Task description:
From the material below, copy out each line with the word "портал" in it.

Exercise input:
▼

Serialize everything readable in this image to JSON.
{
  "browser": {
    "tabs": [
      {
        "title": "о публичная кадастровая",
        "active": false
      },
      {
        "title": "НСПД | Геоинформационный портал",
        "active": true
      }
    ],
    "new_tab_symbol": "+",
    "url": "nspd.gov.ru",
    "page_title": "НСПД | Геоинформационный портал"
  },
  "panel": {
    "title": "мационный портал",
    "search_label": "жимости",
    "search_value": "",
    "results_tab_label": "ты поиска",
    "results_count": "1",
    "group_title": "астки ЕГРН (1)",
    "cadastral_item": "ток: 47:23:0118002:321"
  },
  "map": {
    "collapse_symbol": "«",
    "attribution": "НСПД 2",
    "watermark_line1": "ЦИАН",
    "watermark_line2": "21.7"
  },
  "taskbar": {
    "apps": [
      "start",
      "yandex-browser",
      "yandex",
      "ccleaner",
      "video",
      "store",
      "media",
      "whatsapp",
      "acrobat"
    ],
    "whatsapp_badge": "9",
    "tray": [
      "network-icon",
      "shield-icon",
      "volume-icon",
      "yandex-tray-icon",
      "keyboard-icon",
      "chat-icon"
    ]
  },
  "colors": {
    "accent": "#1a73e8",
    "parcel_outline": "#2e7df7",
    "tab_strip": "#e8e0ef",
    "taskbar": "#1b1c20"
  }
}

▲

Answer area:
        "title": "НСПД | Геоинформационный портал",
    "page_title": "НСПД | Геоинформационный портал"
    "title": "мационный портал",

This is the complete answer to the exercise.